Katherine Mangu-Ward at Reason “Hit and Run” provides two snapshots of the continuing damage being done by the Consumer Product Safety Improvement Act of 2008, including the rage-and-despair reaction of Rick Woldenberg (AmendTheCPSIA.com), who says that the new regulations “will jack up Learning Resources’ annual compliance costs to $15 million, FAR in excess of our profits. We have no Plan B — so we are trying to get a new government.” And a commenter points to the “Criticism” and (very partial) “List of Companies Whose Closure Is Linked To CPSIA” sections of the Wikipedia entry.
Related: “Not available because of the CPSIA“: wood-and-beeswax Selecta Spielzeug Rhonda dollhouse dining room, formerly imported from Germany. Why pay a whopping testing bill to clear an innocuous product that’s at best going to sell modestly on this side of the Atlantic? [EuroToyShop.com]
The website of the Golden Cockerel import firm includes a rather elaborate warning as to why its matryoshka are not meant for the under-12 set, at least not since the enactment of the calamitous Jan-Schakowsky–backed law:

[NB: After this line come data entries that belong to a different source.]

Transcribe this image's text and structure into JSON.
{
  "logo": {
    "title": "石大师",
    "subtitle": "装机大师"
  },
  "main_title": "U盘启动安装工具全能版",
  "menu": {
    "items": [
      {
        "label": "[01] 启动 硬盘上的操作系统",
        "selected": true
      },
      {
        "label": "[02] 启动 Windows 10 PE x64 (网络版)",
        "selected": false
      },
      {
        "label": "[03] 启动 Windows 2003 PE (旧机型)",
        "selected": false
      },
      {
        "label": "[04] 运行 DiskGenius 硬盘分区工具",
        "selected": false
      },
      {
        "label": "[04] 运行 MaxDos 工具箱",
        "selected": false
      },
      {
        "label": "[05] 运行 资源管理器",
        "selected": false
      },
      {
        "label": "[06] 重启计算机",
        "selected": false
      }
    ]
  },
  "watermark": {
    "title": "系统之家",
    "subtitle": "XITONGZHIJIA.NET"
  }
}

the law requires each batch of toys be tested by a 3rd party laboratory to be sure they are “toy safe.” Such tests can cost well over $1000 per nesting doll set! And sometimes, as with our museum quality one-of-a-kind dolls, a “batch” consists entirely of one doll, or only a few, making it totally unfeasible to test.

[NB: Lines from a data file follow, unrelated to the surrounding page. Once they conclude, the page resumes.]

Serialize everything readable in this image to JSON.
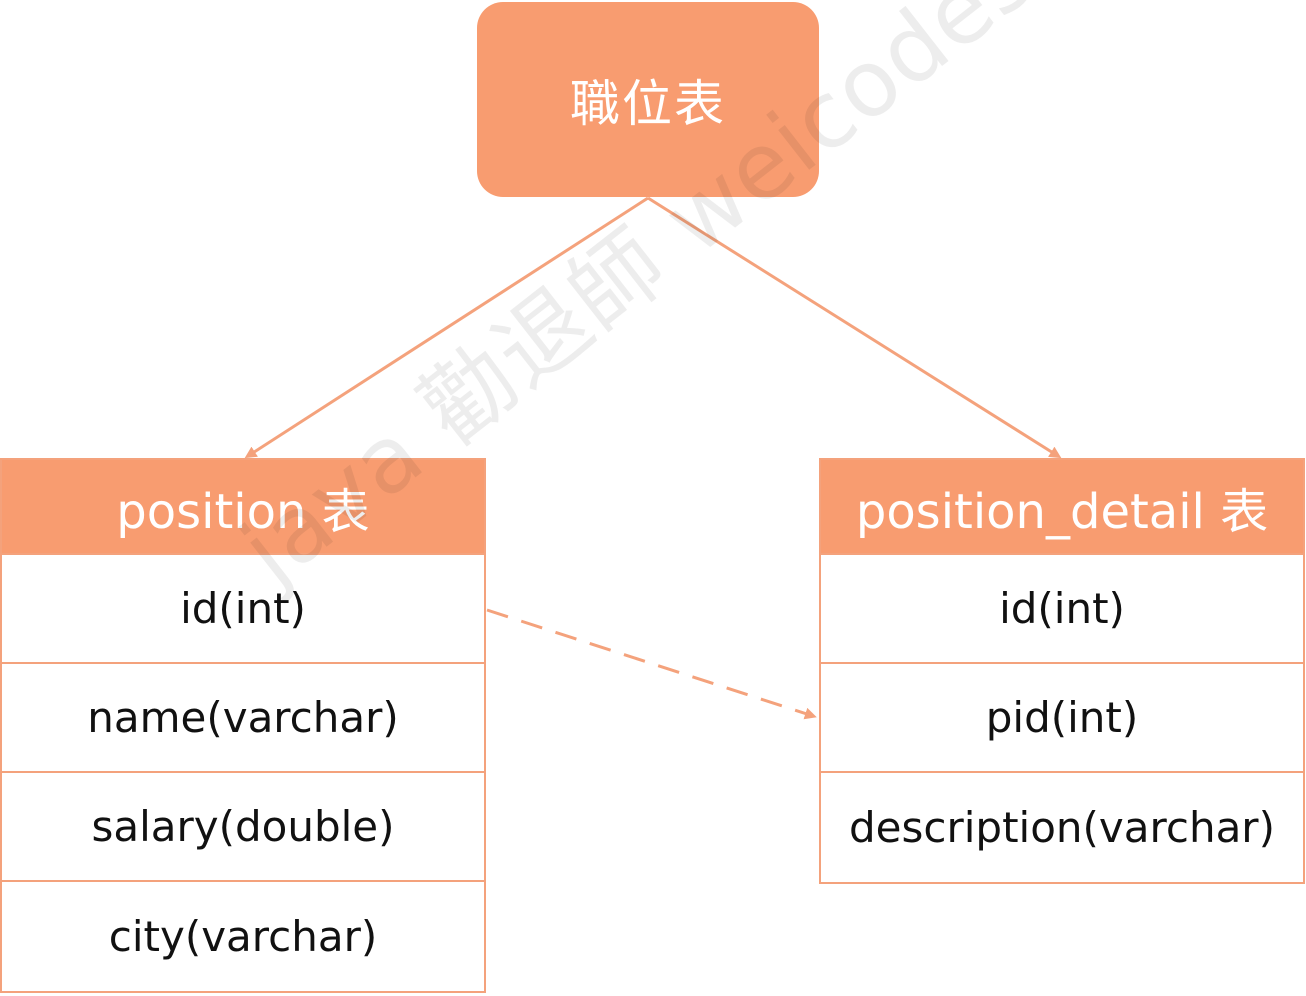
{
  "root": {
    "label": "職位表"
  },
  "tables": {
    "position": {
      "title": "position 表",
      "columns": [
        "id(int)",
        "name(varchar)",
        "salary(double)",
        "city(varchar)"
      ]
    },
    "position_detail": {
      "title": "position_detail 表",
      "columns": [
        "id(int)",
        "pid(int)",
        "description(varchar)"
      ]
    }
  },
  "watermark": "java 勸退師 weicodes.com",
  "colors": {
    "accent": "#f89c70",
    "border": "#f4a27c",
    "text": "#111111",
    "header_text": "#ffffff"
  }
}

CPSIA: reserving treasured toys for strictly adult use since 2008.
More: The CPSC has just sided with purported consumer groups and against pleas from the business community in adopting a broad definition of what constitute “children’s products” under the disastrous Barbara-Boxer–backed law: for example, ordinary paper clips must go through costly separate CPSIA testing when meant for kids’ use as part of a science kit with magnets and similar items [NY Times, AP/WaPo (“Kids’ science kits may take hit from safety ruling”), Commissioners Anne Northup and Nancy Nord]
- “Court Vacates $99,000 Fee to Counsel for Plaintiff Who Won $650” [NJLJ]

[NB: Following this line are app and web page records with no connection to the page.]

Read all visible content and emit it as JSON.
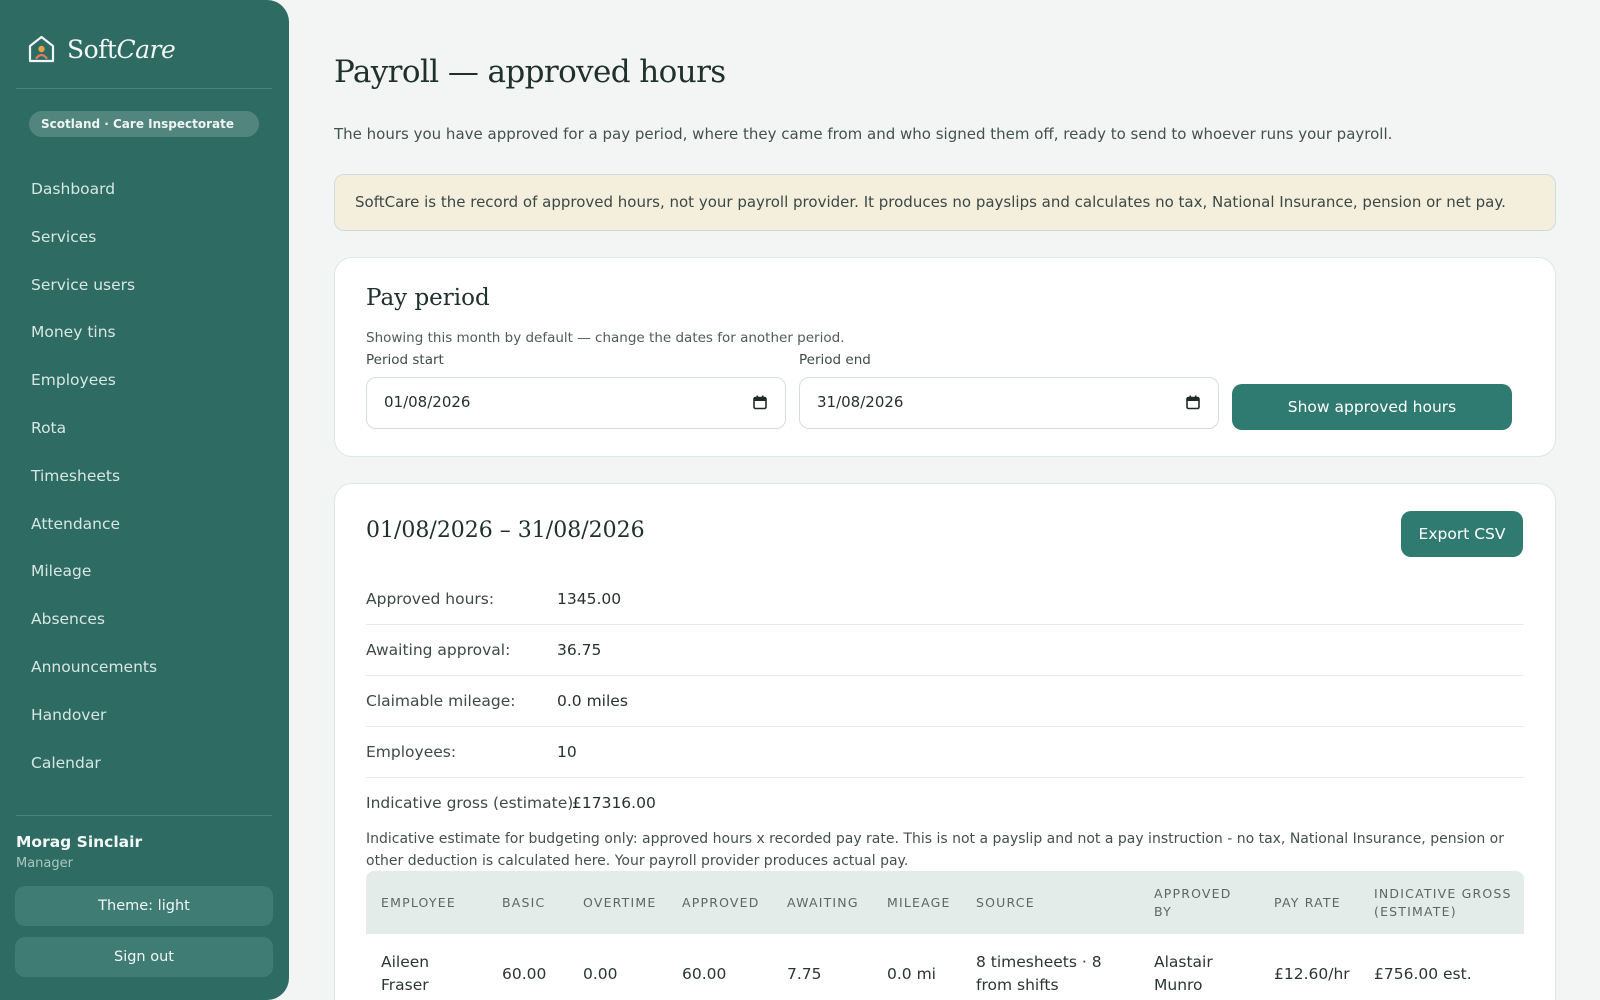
{
  "brand": {
    "name_plain": "Soft",
    "name_italic": "Care"
  },
  "region": "Scotland · Care Inspectorate",
  "nav": [
    "Dashboard",
    "Services",
    "Service users",
    "Money tins",
    "Employees",
    "Rota",
    "Timesheets",
    "Attendance",
    "Mileage",
    "Absences",
    "Announcements",
    "Handover",
    "Calendar"
  ],
  "user": {
    "name": "Morag Sinclair",
    "role": "Manager"
  },
  "theme_button": "Theme: light",
  "signout_button": "Sign out",
  "page": {
    "title": "Payroll — approved hours",
    "subtitle": "The hours you have approved for a pay period, where they came from and who signed them off, ready to send to whoever runs your payroll.",
    "notice": "SoftCare is the record of approved hours, not your payroll provider. It produces no payslips and calculates no tax, National Insurance, pension or net pay."
  },
  "period_card": {
    "title": "Pay period",
    "hint": "Showing this month by default — change the dates for another period.",
    "start_label": "Period start",
    "start_value": "01/08/2026",
    "end_label": "Period end",
    "end_value": "31/08/2026",
    "submit": "Show approved hours"
  },
  "summary_card": {
    "title": "01/08/2026 – 31/08/2026",
    "export": "Export CSV",
    "stats": [
      {
        "label": "Approved hours:",
        "value": "1345.00"
      },
      {
        "label": "Awaiting approval:",
        "value": "36.75"
      },
      {
        "label": "Claimable mileage:",
        "value": "0.0 miles"
      },
      {
        "label": "Employees:",
        "value": "10"
      }
    ],
    "gross_label": "Indicative gross (estimate):",
    "gross_value": "£17316.00",
    "note": "Indicative estimate for budgeting only: approved hours x recorded pay rate. This is not a payslip and not a pay instruction - no tax, National Insurance, pension or other deduction is calculated here. Your payroll provider produces actual pay."
  },
  "table": {
    "headers": [
      "EMPLOYEE",
      "BASIC",
      "OVERTIME",
      "APPROVED",
      "AWAITING",
      "MILEAGE",
      "SOURCE",
      "APPROVED BY",
      "PAY RATE",
      "INDICATIVE GROSS (ESTIMATE)"
    ],
    "rows": [
      [
        "Aileen Fraser",
        "60.00",
        "0.00",
        "60.00",
        "7.75",
        "0.0 mi",
        "8 timesheets · 8 from shifts",
        "Alastair Munro",
        "£12.60/hr",
        "£756.00 est."
      ]
    ]
  }
}
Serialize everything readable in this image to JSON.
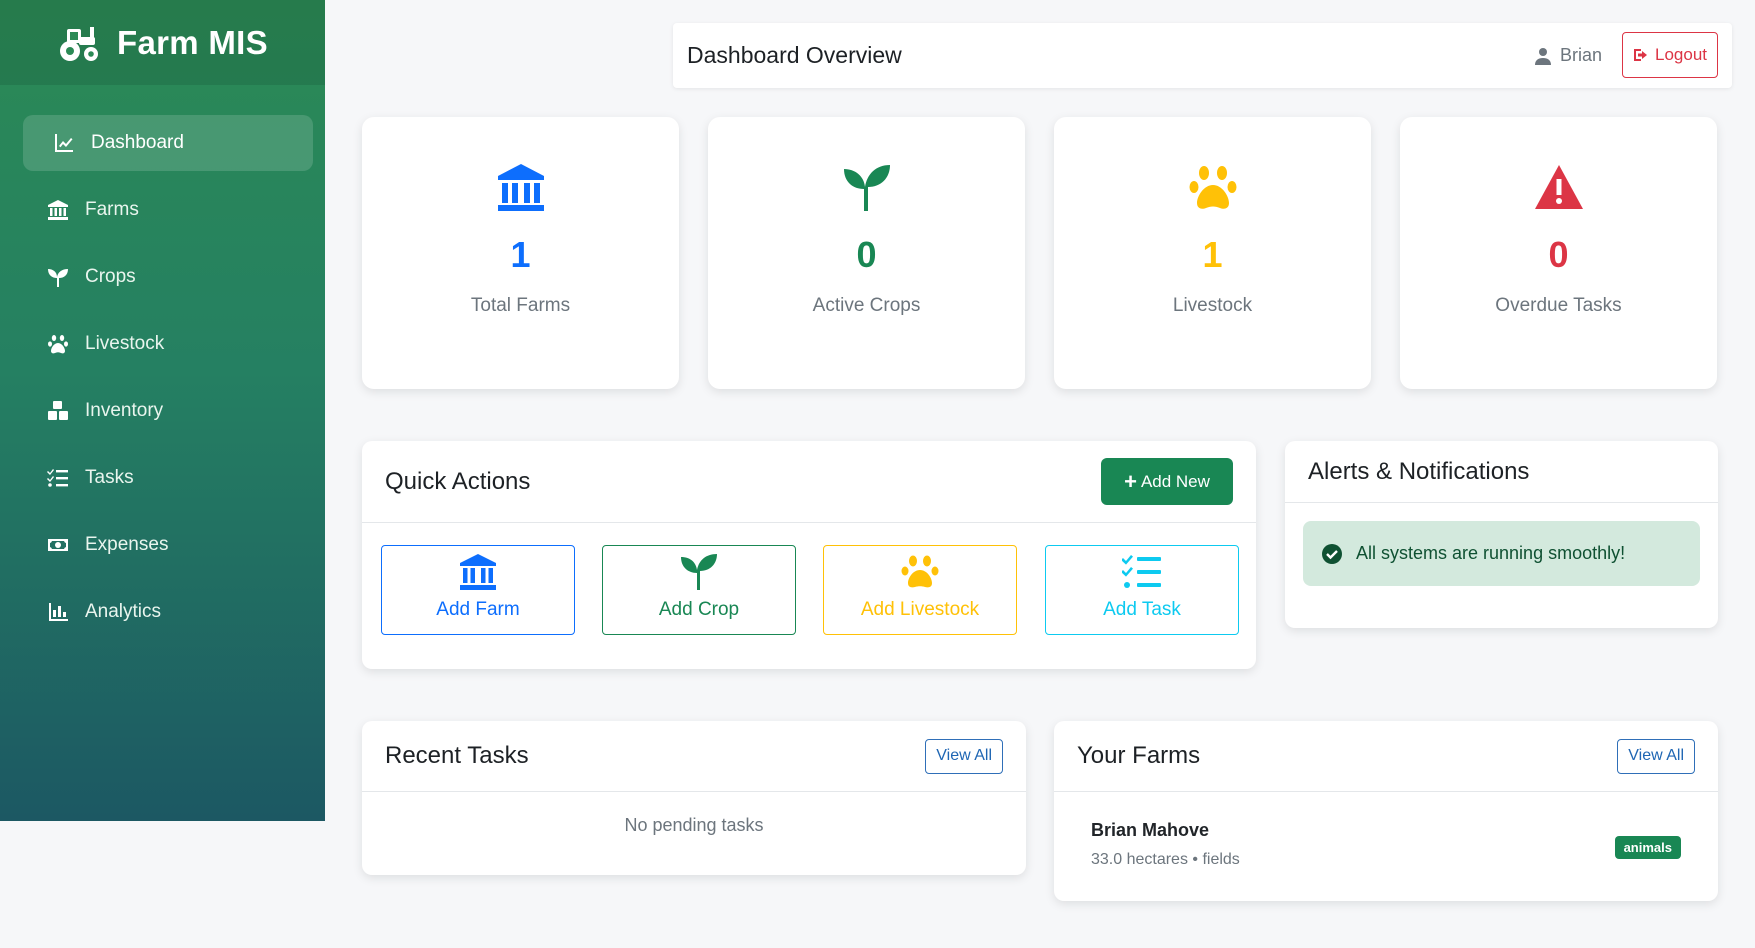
{
  "app": {
    "name": "Farm MIS"
  },
  "sidebar": {
    "items": [
      {
        "label": "Dashboard",
        "icon": "chart-line-icon",
        "active": true
      },
      {
        "label": "Farms",
        "icon": "bank-icon"
      },
      {
        "label": "Crops",
        "icon": "seedling-icon"
      },
      {
        "label": "Livestock",
        "icon": "paw-icon"
      },
      {
        "label": "Inventory",
        "icon": "boxes-icon"
      },
      {
        "label": "Tasks",
        "icon": "list-check-icon"
      },
      {
        "label": "Expenses",
        "icon": "money-bill-icon"
      },
      {
        "label": "Analytics",
        "icon": "bar-chart-icon"
      }
    ]
  },
  "header": {
    "title": "Dashboard Overview",
    "user": "Brian",
    "logout_label": "Logout"
  },
  "stats": [
    {
      "value": "1",
      "label": "Total Farms",
      "color": "#0d6efd",
      "icon": "bank-icon"
    },
    {
      "value": "0",
      "label": "Active Crops",
      "color": "#198754",
      "icon": "seedling-icon"
    },
    {
      "value": "1",
      "label": "Livestock",
      "color": "#ffc107",
      "icon": "paw-icon"
    },
    {
      "value": "0",
      "label": "Overdue Tasks",
      "color": "#dc3545",
      "icon": "warning-icon"
    }
  ],
  "quick_actions": {
    "title": "Quick Actions",
    "add_new_label": "Add New",
    "buttons": [
      {
        "label": "Add Farm",
        "color": "#0d6efd",
        "icon": "bank-icon"
      },
      {
        "label": "Add Crop",
        "color": "#198754",
        "icon": "seedling-icon"
      },
      {
        "label": "Add Livestock",
        "color": "#ffc107",
        "icon": "paw-icon"
      },
      {
        "label": "Add Task",
        "color": "#0dcaf0",
        "icon": "list-check-icon"
      }
    ]
  },
  "alerts": {
    "title": "Alerts & Notifications",
    "message": "All systems are running smoothly!"
  },
  "recent_tasks": {
    "title": "Recent Tasks",
    "view_all_label": "View All",
    "empty_text": "No pending tasks"
  },
  "your_farms": {
    "title": "Your Farms",
    "view_all_label": "View All",
    "farms": [
      {
        "name": "Brian Mahove",
        "details": "33.0 hectares • fields",
        "badge": "animals"
      }
    ]
  }
}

- Libel-suit target: “Author Simon Singh Puts Up a Fight in the War on Science” [Wired]
- No, they weren’t “worst”: RIP injury lawyer who hyped “10 Worst Toys” list each Christmas [WSJ Law Blog]
- New credit card regulations squeeze small business [John Berlau letter in Washington Post]
- District attorney’s case intake desk should screen out many unjust prosecutions, but often doesn’t [Greenfield]
- AGs’ campaign to drive sex pros off Craigslist has failure built in [William Saletan, Slate; LNL; Declan McCullagh]
- “Nursing Home Company Settles $677 Million Lawsuit for $50 Million” [AP]
- “Judge accused of sexual harassment once helped women sue” [Orlando Sentinel]
Then in 2008 and 2009 the U.S. economy tanked … retail dwindled and a new toy regulation was enacted in response to the poor quality and mass quantity oversights by some really big toy companies. This new law raises the testing price for each product and in some cases, doubles or triples the costs. For some small companies, it can cost one year of total revenue just to meet the requirements of this law. The law is for any product marketed to a child age twelve and under and for any product made anywhere…even here. It has frozen many small and midsize companies leaving the companies that caused the problems in the first place as some of the only companies that can afford to stay in business. Financially, it caused me to temporarily halt my business…I changed!
PUBLIC DOMAIN IMAGE from Honor C. Appleton, The Bad Mrs. Ginger (Frederick A. Stokes Co., 1902), courtesy ChildrensLibrary.org.